I’m Getting a Divorce. Does This Mean That My Credit Will Be Destroyed?
There are plenty of horrifying stories and research studies about the toll that divorce can take on your finances and your credit. There’s no doubt that getting divorced comes with its own set of unique challenges, but these can be made much easier when you’ve hired the right Florida family law attorney to help you.
It is a myth to think that you will have a damaged credit score simply because you filed for divorce or signed divorce papers.
The simple act of getting divorce does not have a direct influence on your credit. However, getting divorce can impact your credit depending on the financial situation you and your spouse had prior to getting divorced.
The more shared debt there is between you and your partner, the greater the potential is that there’d be problems if the relationship ultimately ends in a divorce.
Although the legal act of getting a divorce doesn’t trigger an immediate impact on your credit, what follows could cause your credit score to take a dip, depending on how you deal with the shared finances.
Also Read : How to Protect Yourself Financially When Filing for Divorce
Why the Wording of Your Divorce Decree Matters
Hiring the right divorce lawyer at the outset can have a significant impact on your life financially after your divorce. You need to have an attorney advocating for your rights both with your children and financially.
Financial responsibility should be addressed in your divorce decree, particularly if you and your spouse have debt and accounts where both of your names are listed.
For example, the court might determine that one party is responsible for the payment of the debt but this doesn’t always resolve all of the issues that could lead to collateral damage on the other person’s credit report.
As another example, imagine that your spouse was named as responsible for paying off a particular credit card but he or she never took the responsibility to do this.
The divorce decree on its own doesn’t alter the credit card agreement or the original loan agreement. So, missed payments or defaults will impact both individuals. This situation can also be escalated beyond credit card debt.
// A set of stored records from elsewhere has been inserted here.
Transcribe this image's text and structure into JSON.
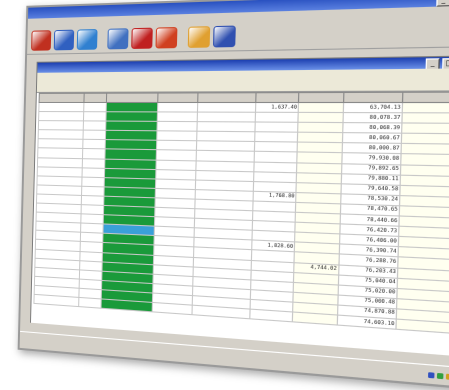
{
  "window": {
    "title": "",
    "controls": [
      "_",
      "□",
      "×"
    ]
  },
  "menubar": {
    "items": []
  },
  "toolbar": {
    "icons": [
      {
        "name": "app-icon",
        "color": "#c03020"
      },
      {
        "name": "document-icon",
        "color": "#3060c0"
      },
      {
        "name": "refresh-icon",
        "color": "#3080d0"
      },
      {
        "name": "report-icon",
        "color": "#4070c0"
      },
      {
        "name": "tools-icon",
        "color": "#c02020"
      },
      {
        "name": "stop-icon",
        "color": "#d04020"
      },
      {
        "name": "edit-icon",
        "color": "#e0a030"
      },
      {
        "name": "help-icon",
        "color": "#3050b0"
      }
    ]
  },
  "child_window": {
    "title": "",
    "menu": [],
    "toolbar": []
  },
  "table": {
    "columns": [
      "",
      "",
      "",
      "",
      "",
      "",
      "",
      "",
      ""
    ],
    "rows": [
      {
        "date": "",
        "code": "",
        "g": "",
        "d2": "",
        "desc": "",
        "amt": "1,637.40",
        "a2": "",
        "bal": "63,704.13",
        "x": ""
      },
      {
        "date": "",
        "code": "",
        "g": "",
        "d2": "",
        "desc": "",
        "amt": "",
        "a2": "",
        "bal": "80,078.37",
        "x": ""
      },
      {
        "date": "",
        "code": "",
        "g": "",
        "d2": "",
        "desc": "",
        "amt": "",
        "a2": "",
        "bal": "80,068.39",
        "x": ""
      },
      {
        "date": "",
        "code": "",
        "g": "",
        "d2": "",
        "desc": "",
        "amt": "",
        "a2": "",
        "bal": "80,060.67",
        "x": ""
      },
      {
        "date": "",
        "code": "",
        "g": "",
        "d2": "",
        "desc": "",
        "amt": "",
        "a2": "",
        "bal": "80,000.87",
        "x": ""
      },
      {
        "date": "",
        "code": "",
        "g": "",
        "d2": "",
        "desc": "",
        "amt": "",
        "a2": "",
        "bal": "79,930.08",
        "x": ""
      },
      {
        "date": "",
        "code": "",
        "g": "",
        "d2": "",
        "desc": "",
        "amt": "",
        "a2": "",
        "bal": "79,892.65",
        "x": ""
      },
      {
        "date": "",
        "code": "",
        "g": "",
        "d2": "",
        "desc": "",
        "amt": "",
        "a2": "",
        "bal": "79,880.11",
        "x": ""
      },
      {
        "date": "",
        "code": "",
        "g": "",
        "d2": "",
        "desc": "",
        "amt": "",
        "a2": "",
        "bal": "79,640.58",
        "x": ""
      },
      {
        "date": "",
        "code": "",
        "g": "",
        "d2": "",
        "desc": "",
        "amt": "1,768.80",
        "a2": "",
        "bal": "78,530.24",
        "x": ""
      },
      {
        "date": "",
        "code": "",
        "g": "",
        "d2": "",
        "desc": "",
        "amt": "",
        "a2": "",
        "bal": "78,470.65",
        "x": ""
      },
      {
        "date": "",
        "code": "",
        "g": "",
        "d2": "",
        "desc": "",
        "amt": "",
        "a2": "",
        "bal": "78,440.66",
        "x": ""
      },
      {
        "date": "",
        "code": "",
        "g": "",
        "d2": "",
        "desc": "",
        "amt": "",
        "a2": "",
        "bal": "76,420.73",
        "x": ""
      },
      {
        "date": "",
        "code": "",
        "g": "",
        "d2": "",
        "desc": "",
        "amt": "",
        "a2": "",
        "bal": "76,406.00",
        "x": ""
      },
      {
        "date": "",
        "code": "",
        "g": "",
        "d2": "",
        "desc": "",
        "amt": "1,828.60",
        "a2": "",
        "bal": "76,390.74",
        "x": ""
      },
      {
        "date": "",
        "code": "",
        "g": "",
        "d2": "",
        "desc": "",
        "amt": "",
        "a2": "",
        "bal": "76,288.76",
        "x": ""
      },
      {
        "date": "",
        "code": "",
        "g": "",
        "d2": "",
        "desc": "",
        "amt": "",
        "a2": "4,744.02",
        "bal": "76,203.43",
        "x": ""
      },
      {
        "date": "",
        "code": "",
        "g": "",
        "d2": "",
        "desc": "",
        "amt": "",
        "a2": "",
        "bal": "75,040.04",
        "x": ""
      },
      {
        "date": "",
        "code": "",
        "g": "",
        "d2": "",
        "desc": "",
        "amt": "",
        "a2": "",
        "bal": "75,020.00",
        "x": ""
      },
      {
        "date": "",
        "code": "",
        "g": "",
        "d2": "",
        "desc": "",
        "amt": "",
        "a2": "",
        "bal": "75,000.48",
        "x": ""
      },
      {
        "date": "",
        "code": "",
        "g": "",
        "d2": "",
        "desc": "",
        "amt": "",
        "a2": "",
        "bal": "74,870.88",
        "x": ""
      },
      {
        "date": "",
        "code": "",
        "g": "",
        "d2": "",
        "desc": "",
        "amt": "",
        "a2": "",
        "bal": "74,603.10",
        "x": ""
      }
    ]
  },
  "status": {
    "text": ""
  },
  "taskbar": {
    "tasks": []
  }
}
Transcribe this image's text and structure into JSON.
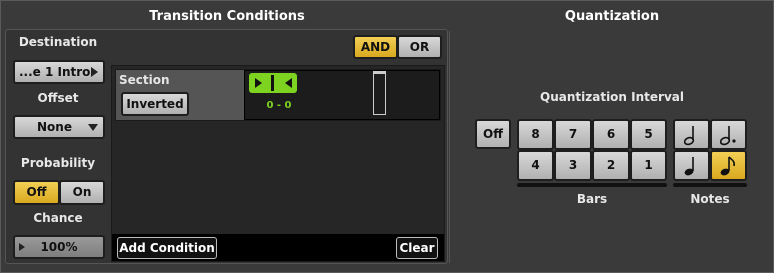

If one spouse is ordered to pay child support and fails to do so, a court judgement could be entered listing the amount that is owed and these obligations could even be reported on your credit report.
Bear in mind that a joint credit card agreement recognizes one thing – an equal responsibility between two people to repay an entire balance.
Also Read : What is the Penalty for Not Paying Child Support in Florida?
What About Credit Card Companies?
Immediately after you file for divorce, you need to protect yourself by closing any joint accounts, including credit cards. You should not trust that your former spouse will respect these accounts.
In fact, you could even be on the line for charges run up on these accounts even if you’ve already filed for divorce.
A contract that you and your spouse previously signed with a credit card company, for example, doesn’t break down how much each person is responsible for repaying after the divorce.
The credit card company is well within its rights to pursue both people who signed the initial agreement if one starts defaulting.
These matters can be extremely complex and can certainly have an impact on your financial future. One of the most important things you can do is to cancel any joint credit cards and close any joint accounts as soon as possible after you file for divorce.
This prevents one spouse from running up significant amounts of debt on one account and then leaving you responsible for it even if that is just an impact on your credit report.
Read More : Financial mistakes you should avoid during divorce
Meet with a Knowledgeable Florida Divorce Attorney
Make sure you start off the Florida divorce process by coming to your attorney with a list of all assets and liabilities.
This can prove especially important for the division of assets and debt in court and you want to know what you’re working with to the best extent possible, cooperating with your spouse and making sure that all of these accounts have been properly closed and that no more charges are made, is essential.
This could be critical to protecting your financial future, so do not hesitate to find the right Florida divorce attorney to help you.